If you’re in the Austin area and want to catch our evolving dialog, Susan A and I will present one more conversation, Story Circle Network at the First United Methodist Church, 1201 Lavaca Street in Austin, on Monday, November 2nd at 7:00 p.m. (We’re also both signing books at the University of Texas Press tent at the Texas Book Festival on Sunday, Nov. 1 from 11:30 a.m. to 12:30 p.m.) Join us if you can!


Richard and I made time one afternoon to go to one of my favorite Austin-area places, the Lady Bird Johnson Wildflower Research Center.

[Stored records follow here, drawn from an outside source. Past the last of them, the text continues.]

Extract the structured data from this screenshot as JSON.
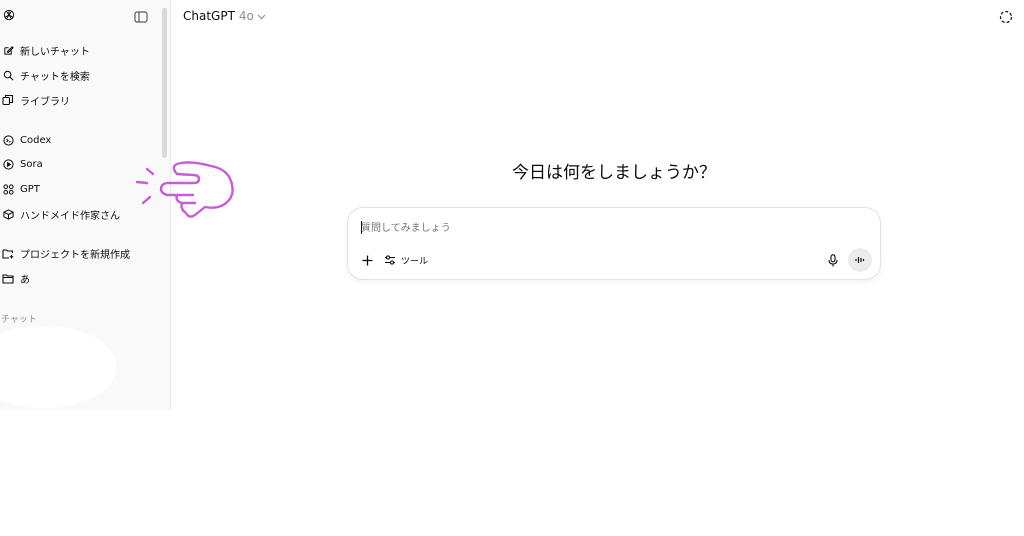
{
  "colors": {
    "sidebar_bg": "#f9f9f9",
    "accent_annotation": "#c85bd8",
    "muted_text": "#8f8f8f"
  },
  "sidebar": {
    "items": [
      {
        "label": "新しいチャット",
        "icon": "new-chat-icon"
      },
      {
        "label": "チャットを検索",
        "icon": "search-icon"
      },
      {
        "label": "ライブラリ",
        "icon": "library-icon"
      },
      {
        "label": "Codex",
        "icon": "codex-icon"
      },
      {
        "label": "Sora",
        "icon": "sora-play-icon"
      },
      {
        "label": "GPT",
        "icon": "gpt-grid-icon"
      },
      {
        "label": "ハンドメイド作家さん",
        "icon": "gpt-cube-icon"
      },
      {
        "label": "プロジェクトを新規作成",
        "icon": "new-project-folder-icon"
      },
      {
        "label": "あ",
        "icon": "folder-icon"
      }
    ],
    "chats_section_label": "チャット"
  },
  "header": {
    "model_name": "ChatGPT",
    "model_version": "4o"
  },
  "main": {
    "greeting": "今日は何をしましょうか？",
    "composer": {
      "placeholder": "質問してみましょう",
      "tools_label": "ツール"
    }
  }
}
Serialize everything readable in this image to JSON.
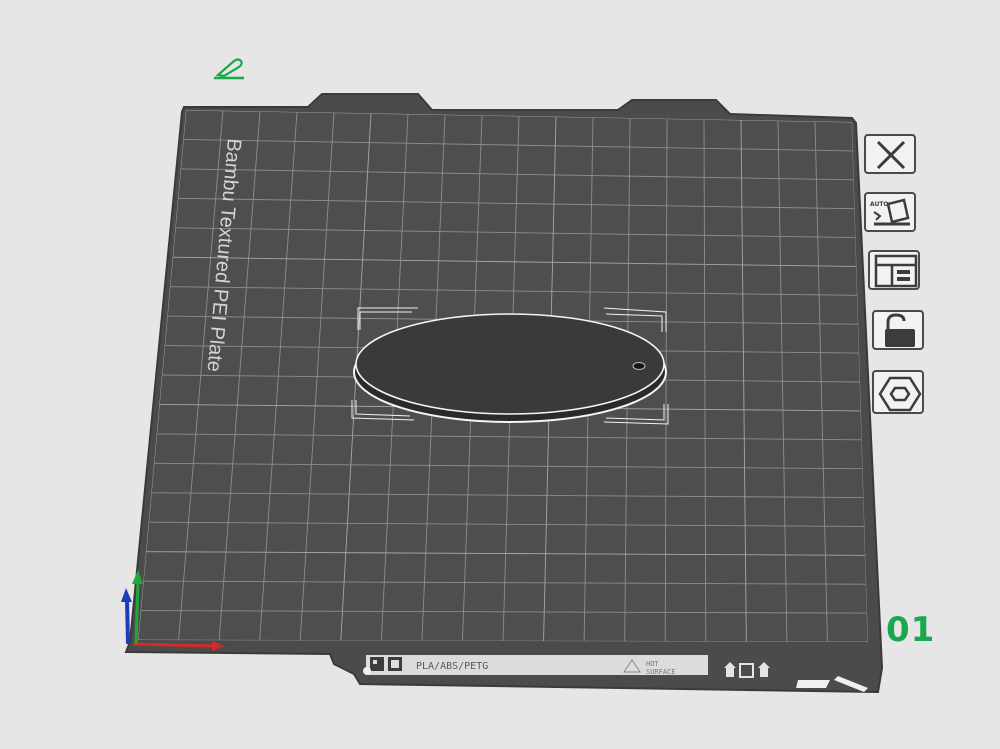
{
  "plate": {
    "name": "Bambu Textured PEI Plate",
    "materials": "PLA/ABS/PETG",
    "hot_surface_line1": "HOT",
    "hot_surface_line2": "SURFACE",
    "number": "01"
  },
  "toolbar": {
    "auto_label": "AUTO",
    "buttons": [
      {
        "name": "close-plate-button",
        "icon": "close-icon"
      },
      {
        "name": "auto-orient-button",
        "icon": "auto-orient-icon"
      },
      {
        "name": "arrange-button",
        "icon": "arrange-icon"
      },
      {
        "name": "lock-plate-button",
        "icon": "unlock-icon"
      },
      {
        "name": "plate-settings-button",
        "icon": "hexagon-settings-icon"
      }
    ]
  },
  "colors": {
    "background": "#e6e6e6",
    "plate": "#4a4a4a",
    "grid": "#8a8a8a",
    "accent_green": "#19a84e",
    "axis_x": "#d42a2a",
    "axis_y": "#1fa83a",
    "axis_z": "#1a3fb8"
  }
}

Walking the trails through the native blackland prairie, we were amazed by the abundance of wildflowers: Maximillian sunflowers in tall clumps, tickseed in drifts of gold around islands of spreading oak and juniper, flecks of pink and blue marking tiny blossoms I couldn’t identify, a prostrate milkweed blooming in extravagant balls, the pointed buds of wild onion ready to burst into starry bloom. (That’s tickseed above, and milkweed, with one wild onion, below.)


Today, we strolled Austin’s West Sixth Arts District, poking into galleries to look at sculptural art, and sharing our delight in the details of the area’s lovingly tended historic houses, like this house named for its beautiful veranda (that’s a porch for we ignorant northerners!) and the tall windows with real shutters for use in real storms.


Tomorrow is Samhain, the day in the Celtic calendar that marks the changing of the year between the
light months when all the world (at least here in the Northern Hemisphere) goes mad with growth and reproduction, and the dark months when life takes a break and slows down for winter. (Most of us know tomorrow as Halloween, a time to dress in costume and beg for treats, or the day before Dia del Muerto, when we tend to the spirits of our dead.) It seems odd to be celebrating this transitional time, the holidays that mark the end of summer, here where a spring of sorts has just blossomed.

Or perhaps it’s not so odd. Life feels topsy-turvy in many ways, whether in the global sense as climate change causes wild swings in the planet’s weather, or the personal sense with perennially healthy Richard’s brain cancer diagnosis. So as we celebrate the turning of the year in the Celtic calendar, the change from the light time of year to the dark time, it occurs to me that the year is not so simple. It’s not just light and dark, summer and winter; nor is our existence as simple as life and death.

Life’s a cycle, and the part of the year when snow blankets the landscape and the days grow short is just as vital as the fertile time of longer days and wild growth. When the year goes quiet, life rests, recharges, and prepares for the next turning of the season. Once our lives were guided by that natural cycle of the year, and the rhythms of our days gave us a more generous kind of slowing down in winter. Now we press ourselves to go faster and do more, regardless of the season. It may be time to reclaim that hush, the unhurried pace, the breathing space that once came with the dark time of year. It may be that slowing down could yield the wisdom we need to walk forward into whatever lies ahead.